EXERCISE DESCRIPTION> Using the data below, please return every line exactly as given.

[Recorded data]
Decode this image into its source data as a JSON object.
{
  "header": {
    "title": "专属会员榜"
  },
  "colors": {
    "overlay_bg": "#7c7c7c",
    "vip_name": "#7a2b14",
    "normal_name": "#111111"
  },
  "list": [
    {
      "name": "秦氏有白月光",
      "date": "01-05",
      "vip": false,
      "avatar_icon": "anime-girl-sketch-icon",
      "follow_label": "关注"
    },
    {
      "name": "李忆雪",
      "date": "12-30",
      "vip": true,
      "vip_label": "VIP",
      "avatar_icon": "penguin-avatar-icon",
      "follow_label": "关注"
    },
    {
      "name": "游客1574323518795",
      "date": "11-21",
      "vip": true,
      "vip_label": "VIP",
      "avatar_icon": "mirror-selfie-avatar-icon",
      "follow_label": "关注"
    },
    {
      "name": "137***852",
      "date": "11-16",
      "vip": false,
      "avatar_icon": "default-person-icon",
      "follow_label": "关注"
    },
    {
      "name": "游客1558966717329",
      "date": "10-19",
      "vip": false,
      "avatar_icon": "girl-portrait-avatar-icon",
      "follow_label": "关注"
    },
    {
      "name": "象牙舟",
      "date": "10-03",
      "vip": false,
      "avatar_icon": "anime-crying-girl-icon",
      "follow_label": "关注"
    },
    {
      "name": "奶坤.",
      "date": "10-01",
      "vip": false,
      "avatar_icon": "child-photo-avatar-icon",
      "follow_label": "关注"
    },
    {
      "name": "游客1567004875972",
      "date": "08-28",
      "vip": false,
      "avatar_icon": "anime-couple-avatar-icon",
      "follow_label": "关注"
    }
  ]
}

ANSWER TO THE EXERCISE>
Decode this image into its source data as a JSON object.
{
  "header": {
    "title": "专属会员榜"
  },
  "colors": {
    "overlay_bg": "#7c7c7c",
    "vip_name": "#7a2b14",
    "normal_name": "#111111"
  },
  "list": [
    {
      "name": "秦氏有白月光",
      "date": "01-05",
      "vip": false,
      "avatar_icon": "anime-girl-sketch-icon",
      "follow_label": "关注"
    },
    {
      "name": "李忆雪",
      "date": "12-30",
      "vip": true,
      "vip_label": "VIP",
      "avatar_icon": "penguin-avatar-icon",
      "follow_label": "关注"
    },
    {
      "name": "游客1574323518795",
      "date": "11-21",
      "vip": true,
      "vip_label": "VIP",
      "avatar_icon": "mirror-selfie-avatar-icon",
      "follow_label": "关注"
    },
    {
      "name": "137***852",
      "date": "11-16",
      "vip": false,
      "avatar_icon": "default-person-icon",
      "follow_label": "关注"
    },
    {
      "name": "游客1558966717329",
      "date": "10-19",
      "vip": false,
      "avatar_icon": "girl-portrait-avatar-icon",
      "follow_label": "关注"
    },
    {
      "name": "象牙舟",
      "date": "10-03",
      "vip": false,
      "avatar_icon": "anime-crying-girl-icon",
      "follow_label": "关注"
    },
    {
      "name": "奶坤.",
      "date": "10-01",
      "vip": false,
      "avatar_icon": "child-photo-avatar-icon",
      "follow_label": "关注"
    },
    {
      "name": "游客1567004875972",
      "date": "08-28",
      "vip": false,
      "avatar_icon": "anime-couple-avatar-icon",
      "follow_label": "关注"
    }
  ]
}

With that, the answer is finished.